In a new interview, Capybara Games president Nathan Vella explained why partnering with Microsoft to release its upcoming game Below on Xbox One and PC is a "best-case scenario" for the game and for the studio itself.
"Microsoft catches a lot of sh**--some of it deserved, some not--but they understand our goals," Vella told Edge. "They understand the goals of the game and of the company, instead of trying to shove us in a direction that would benefit them a little more and us a little less."
"[This is] the best-case scenario for both the project and the studio. It represents a positive shift in big publishers [and] companies understanding the way that independent developers develop games," he added.
In addition to Below, Capybara Games is bringing its time-bending sidescroller Super Time Force to Xbox One, as well as Xbox 360. It is scheduled for release later this year, while Below does not have a release date.
Microsoft's relationship with independent developers hasn't always been so great. Super Meat Boy creators Tommy Refenes and Edmund McMillen voiced a fair degree of displeasure with Microsoft in the 2012 documentary Indie Game: The Movie. Other indie developers have come out to say that Microsoft used be "a**holes" and "d*cks" to indies, but said developer relations have improved since Microsoft introduced its new indie self-publishing program, ID@Xbox.
One thorny issue that remains with Microsoft's ID@Xbox program is its controversial "launch parity" clause, which requires games launch on Xbox One the same day they do on other platforms.
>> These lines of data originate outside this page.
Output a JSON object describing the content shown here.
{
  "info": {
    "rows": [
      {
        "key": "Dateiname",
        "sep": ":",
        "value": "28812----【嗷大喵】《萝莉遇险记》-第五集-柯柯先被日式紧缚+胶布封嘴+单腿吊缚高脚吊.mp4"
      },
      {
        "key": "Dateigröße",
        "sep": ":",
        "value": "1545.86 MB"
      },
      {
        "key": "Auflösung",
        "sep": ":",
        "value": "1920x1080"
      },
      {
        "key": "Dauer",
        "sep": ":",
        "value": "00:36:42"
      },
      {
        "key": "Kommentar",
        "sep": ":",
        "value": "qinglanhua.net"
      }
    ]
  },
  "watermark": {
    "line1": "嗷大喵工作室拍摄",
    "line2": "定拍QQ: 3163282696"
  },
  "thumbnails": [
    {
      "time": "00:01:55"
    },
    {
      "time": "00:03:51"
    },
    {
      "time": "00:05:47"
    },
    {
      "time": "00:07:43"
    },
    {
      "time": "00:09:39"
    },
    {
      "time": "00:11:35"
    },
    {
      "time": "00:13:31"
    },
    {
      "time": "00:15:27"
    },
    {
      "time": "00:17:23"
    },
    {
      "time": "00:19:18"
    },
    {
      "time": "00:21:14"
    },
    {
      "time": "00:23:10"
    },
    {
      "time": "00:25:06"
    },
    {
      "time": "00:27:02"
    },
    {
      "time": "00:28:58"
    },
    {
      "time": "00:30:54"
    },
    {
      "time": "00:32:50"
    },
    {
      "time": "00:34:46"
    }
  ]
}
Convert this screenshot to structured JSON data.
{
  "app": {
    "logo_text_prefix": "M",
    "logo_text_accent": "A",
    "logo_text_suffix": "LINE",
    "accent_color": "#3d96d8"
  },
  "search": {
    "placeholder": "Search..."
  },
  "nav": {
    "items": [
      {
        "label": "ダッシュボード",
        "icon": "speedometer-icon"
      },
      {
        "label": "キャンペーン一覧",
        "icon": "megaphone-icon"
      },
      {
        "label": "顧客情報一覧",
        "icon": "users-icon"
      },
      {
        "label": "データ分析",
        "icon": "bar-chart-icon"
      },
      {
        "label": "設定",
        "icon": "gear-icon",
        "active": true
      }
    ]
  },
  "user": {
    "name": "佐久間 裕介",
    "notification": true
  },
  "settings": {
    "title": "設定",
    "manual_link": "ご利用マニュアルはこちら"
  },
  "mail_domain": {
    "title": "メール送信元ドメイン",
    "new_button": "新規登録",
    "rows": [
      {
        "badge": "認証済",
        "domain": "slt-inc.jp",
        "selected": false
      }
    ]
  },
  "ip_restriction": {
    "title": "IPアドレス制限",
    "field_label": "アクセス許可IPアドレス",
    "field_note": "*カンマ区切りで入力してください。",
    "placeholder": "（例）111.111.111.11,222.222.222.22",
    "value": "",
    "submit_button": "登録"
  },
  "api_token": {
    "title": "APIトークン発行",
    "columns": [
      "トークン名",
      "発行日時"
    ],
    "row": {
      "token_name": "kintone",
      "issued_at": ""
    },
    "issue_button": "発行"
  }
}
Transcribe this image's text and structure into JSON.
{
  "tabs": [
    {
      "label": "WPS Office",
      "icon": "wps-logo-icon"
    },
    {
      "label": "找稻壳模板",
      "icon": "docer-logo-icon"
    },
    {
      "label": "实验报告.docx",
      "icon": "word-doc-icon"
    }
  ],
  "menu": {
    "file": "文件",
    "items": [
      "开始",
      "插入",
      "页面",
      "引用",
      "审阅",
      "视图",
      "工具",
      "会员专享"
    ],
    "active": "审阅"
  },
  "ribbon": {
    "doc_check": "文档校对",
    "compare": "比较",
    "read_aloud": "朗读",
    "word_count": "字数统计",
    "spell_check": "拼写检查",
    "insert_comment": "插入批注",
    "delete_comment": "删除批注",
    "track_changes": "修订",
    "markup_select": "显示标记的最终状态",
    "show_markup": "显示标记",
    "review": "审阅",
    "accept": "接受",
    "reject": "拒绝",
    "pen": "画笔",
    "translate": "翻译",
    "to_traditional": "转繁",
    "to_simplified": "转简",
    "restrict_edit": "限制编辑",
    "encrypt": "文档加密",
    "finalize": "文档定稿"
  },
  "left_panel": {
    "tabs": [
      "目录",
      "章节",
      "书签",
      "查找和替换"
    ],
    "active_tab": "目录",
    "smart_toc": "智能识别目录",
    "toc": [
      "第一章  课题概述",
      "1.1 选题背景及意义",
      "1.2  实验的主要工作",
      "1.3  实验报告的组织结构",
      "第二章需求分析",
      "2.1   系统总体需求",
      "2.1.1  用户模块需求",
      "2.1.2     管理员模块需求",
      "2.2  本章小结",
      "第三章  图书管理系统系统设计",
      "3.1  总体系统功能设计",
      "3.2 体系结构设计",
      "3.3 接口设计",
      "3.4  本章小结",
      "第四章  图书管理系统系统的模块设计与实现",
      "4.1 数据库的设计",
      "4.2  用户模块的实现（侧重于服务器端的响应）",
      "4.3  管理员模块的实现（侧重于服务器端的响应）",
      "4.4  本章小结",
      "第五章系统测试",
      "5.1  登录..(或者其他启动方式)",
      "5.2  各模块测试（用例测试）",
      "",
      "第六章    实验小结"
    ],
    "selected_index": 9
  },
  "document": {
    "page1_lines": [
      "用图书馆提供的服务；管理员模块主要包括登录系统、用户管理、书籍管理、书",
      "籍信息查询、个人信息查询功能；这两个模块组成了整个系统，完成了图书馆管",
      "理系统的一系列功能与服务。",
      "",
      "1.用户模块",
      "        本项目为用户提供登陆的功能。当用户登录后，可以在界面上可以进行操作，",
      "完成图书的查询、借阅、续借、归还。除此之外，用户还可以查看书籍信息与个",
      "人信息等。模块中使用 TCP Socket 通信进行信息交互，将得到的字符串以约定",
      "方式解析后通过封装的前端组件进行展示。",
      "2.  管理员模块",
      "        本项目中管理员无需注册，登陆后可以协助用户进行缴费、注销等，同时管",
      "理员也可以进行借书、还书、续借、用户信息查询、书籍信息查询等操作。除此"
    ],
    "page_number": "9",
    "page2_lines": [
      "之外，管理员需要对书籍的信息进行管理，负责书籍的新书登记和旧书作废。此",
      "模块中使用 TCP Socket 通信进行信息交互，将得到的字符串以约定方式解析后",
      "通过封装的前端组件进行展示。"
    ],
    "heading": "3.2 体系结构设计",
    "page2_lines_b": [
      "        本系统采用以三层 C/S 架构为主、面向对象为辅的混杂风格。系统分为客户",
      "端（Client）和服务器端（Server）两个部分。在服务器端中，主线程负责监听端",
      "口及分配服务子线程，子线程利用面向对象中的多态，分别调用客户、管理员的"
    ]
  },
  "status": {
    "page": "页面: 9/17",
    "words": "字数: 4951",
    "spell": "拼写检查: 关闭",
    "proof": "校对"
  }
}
This would prevent an indie developer from releasing their game as a timed-exclusive on another platform, like the competing PlayStation 4. Microsoft is making decisions about this policy on a case by case basis.